To achieve the UN’s ambitious new fatality reduction target requires a significant response from all UN member states to reinvigorate their road injury prevention policies and plans. The Global Plan5 for the UN Decade already includes a vehicle pillar with suggested actions regarding crash test standards, participation in the UN’s World Forum for Harmonisation of Vehicle Regulations, and the encouragement of New Car Assessment Programmes in all world regions. These actions are amplified in Global NCAP’s recent report Democratising Car Safety6 which sets out a possible implementation timescale for the most important UN vehicle safety regulations for crashworthiness and avoidance as follows:
|Road Map for Safer Cars 2020||All New Models Produced or Imported||All Vehicles Produced or Imported|
|Stage 1 – UN Regulations* for:
Frontal Impact (No.94)
Side Impact (No.95)
Seat Belt & Anchorages (No.16 & 14)
|Stage 2 – UN Regulations* for:
Electronic Stability Control No.140 (GTR.8)
Pedestrian Protection No.127 (GTR.9)
*or equivalent national performance requirements, with effective conformity of production
The UN’s adoption of a new fatality reduction target adds urgency to the existing proposals set out both in the Global Plan and our Road Map Report.
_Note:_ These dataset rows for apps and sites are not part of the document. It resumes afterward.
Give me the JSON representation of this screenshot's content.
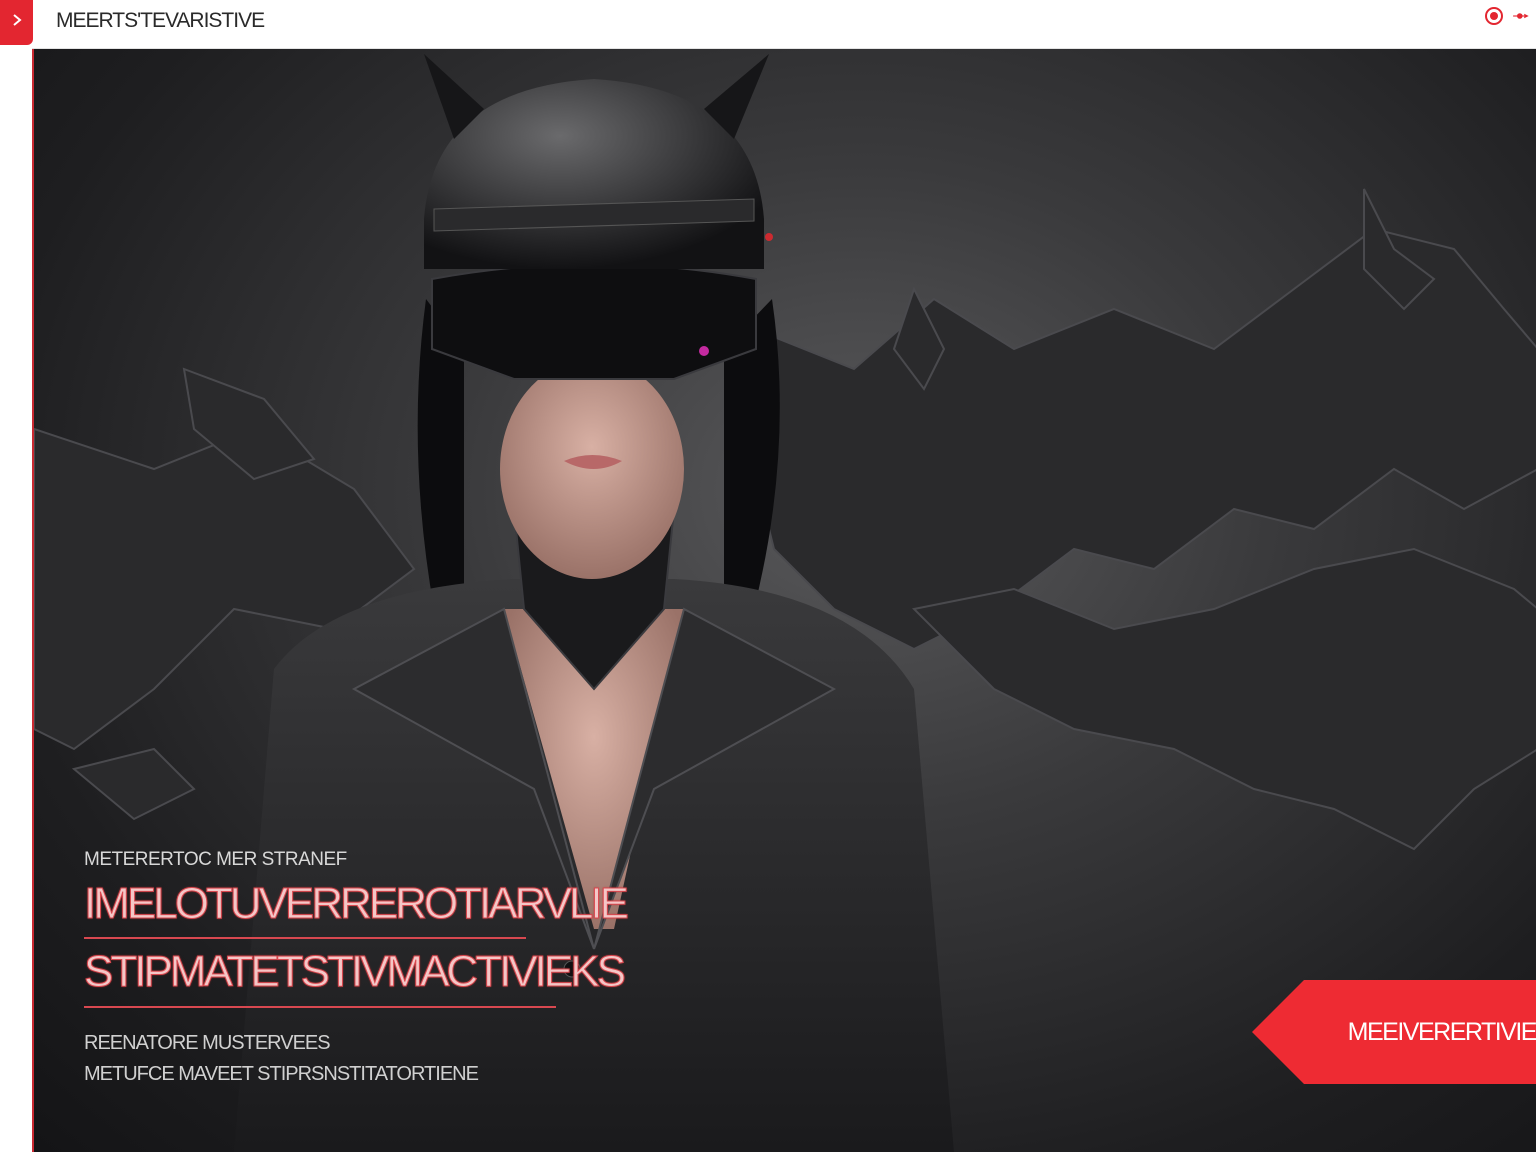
{
  "topbar": {
    "title": "MEERTS'TEVARISTIVE",
    "icons": [
      "chevron-right-icon",
      "record-icon",
      "cursor-arrow-icon"
    ]
  },
  "hero": {
    "eyebrow": "METERERTOC MER STRANEF",
    "headline": "IMELOTUVERREROTIARVLIE",
    "headline2": "STIPMATETSTIVMACTIVIEKS",
    "body_line1": "REENATORE MUSTERVEES",
    "body_line2": "METUFCE MAVEET STIPRSNSTITATORTIENE",
    "cta_label": "MEEIVERERTIVIE",
    "accent_color": "#ee2b33"
  }
}
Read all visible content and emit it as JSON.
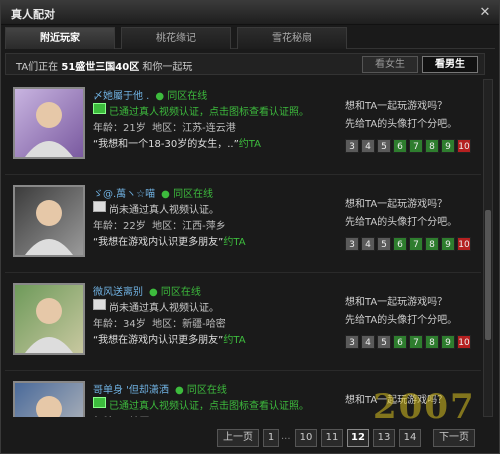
{
  "window": {
    "title": "真人配对",
    "close_label": "✕"
  },
  "tabs": [
    {
      "label": "附近玩家",
      "active": true
    },
    {
      "label": "桃花缘记",
      "active": false
    },
    {
      "label": "雪花秘扇",
      "active": false
    }
  ],
  "infobar": {
    "prefix": "TA们正在",
    "server": "51盛世三国40区",
    "suffix": "和你一起玩"
  },
  "gender": {
    "female_label": "看女生",
    "male_label": "看男生",
    "selected": "male"
  },
  "players": [
    {
      "name": "〆她屬于他 .",
      "online": "同区在线",
      "verify_text": "已通过真人视频认证，点击图标查看认证照。",
      "verified": true,
      "age_label": "年龄：",
      "age": "21岁",
      "region_label": "地区：",
      "region": "江苏-连云港",
      "quote": "“我想和一个18-30岁的女生，..”",
      "invite": "约TA",
      "ask1": "想和TA一起玩游戏吗？",
      "ask2": "先给TA的头像打个分吧。",
      "avatar_icon": "girl-photo"
    },
    {
      "name": "ゞ@.萬ヽ☆喵",
      "online": "同区在线",
      "verify_text": "尚未通过真人视频认证。",
      "verified": false,
      "age_label": "年龄：",
      "age": "22岁",
      "region_label": "地区：",
      "region": "江西-萍乡",
      "quote": "“我想在游戏内认识更多朋友”",
      "invite": "约TA",
      "ask1": "想和TA一起玩游戏吗？",
      "ask2": "先给TA的头像打个分吧。",
      "avatar_icon": "boy-sunglasses-photo"
    },
    {
      "name": "微风送离别",
      "online": "同区在线",
      "verify_text": "尚未通过真人视频认证。",
      "verified": false,
      "age_label": "年龄：",
      "age": "34岁",
      "region_label": "地区：",
      "region": "新疆-哈密",
      "quote": "“我想在游戏内认识更多朋友”",
      "invite": "约TA",
      "ask1": "想和TA一起玩游戏吗？",
      "ask2": "先给TA的头像打个分吧。",
      "avatar_icon": "man-outdoor-photo"
    },
    {
      "name": "哥单身 '但却潇洒",
      "online": "同区在线",
      "verify_text": "已通过真人视频认证，点击图标查看认证照。",
      "verified": true,
      "age_label": "年龄：",
      "age": "",
      "region_label": "地区：",
      "region": "",
      "quote": "",
      "invite": "",
      "ask1": "想和TA一起玩游戏吗？",
      "ask2": "",
      "avatar_icon": "person-photo"
    }
  ],
  "ratings": [
    "3",
    "4",
    "5",
    "6",
    "7",
    "8",
    "9",
    "10"
  ],
  "rating_colors": {
    "low": "#5a5a5a",
    "mid": "#2e7d2e",
    "high": "#b52020"
  },
  "pager": {
    "prev": "上一页",
    "pages": [
      "1",
      "10",
      "11",
      "12",
      "13",
      "14"
    ],
    "current": "12",
    "next": "下一页",
    "ellipsis": "..."
  },
  "watermark": "2007"
}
As the full benefits of improved vehicle safety take time to feed through the vehicle fleet so the need for faster action is imperative and the implementation timetable proposed by Global NCAP is more relevant than ever before.
The Global Goals also provide a clear focus for those companies who wish to orientate their corporate social responsibility to the priorities of the international community. In the framework of goals 3,11 and 17 there is considerable scope for the private sector to contribute towards the achievement of the UN’s ambitious target to cut road deaths and injuries by 50% by 2020. It is to be hoped, therefore, that car manufacturers will positively embrace the new road safety goals and target and consider the voluntary application of the UN’s basic crash test standards as already recommended by Global NCAP in our Road Map report.
In conclusion Global NCAP warmly welcomes the proposed inclusion of road safety in the Global Goals for Sustainable Development and the new casualty reduction target. We also endorse the partnership approach to implementation of the goals and are fully committed to working with both our existing and new partners in support of the ambition to achieve a world eventually free from road traffic fatalities. Finally we strongly encourage the unanimous adoption by all Member States of the Global Goals at the forthcoming UN Summit on Sustainable Development in New York on 25-27 September.
For more information about the Global Goals see:
1 Transforming Our World: The 2030 Agenda For Sustainable Development – Text for adoption
2 UN General Assembly Resolution 64/255 2nd March 2010
3 See: Results Framework on Sustainable Transport (2014) developed by the Partnership on Sustainable Low Carbon Transport with the World Health Organization, FIA Foundation, International Road Assessment Programme and others.
4 The HLPF is the main UN platform on sustainable development providing political leadership and review of implementation of commitments it meets every
four years at the level of Heads of State and Governments under the auspices UN Economic and Social Council.
5 See http://www.who.int/roadsafety/decade_of_action/plan/global_plan_decade.pdf
6 see: http://issuu.com/globalncap/docs/road_map_2020.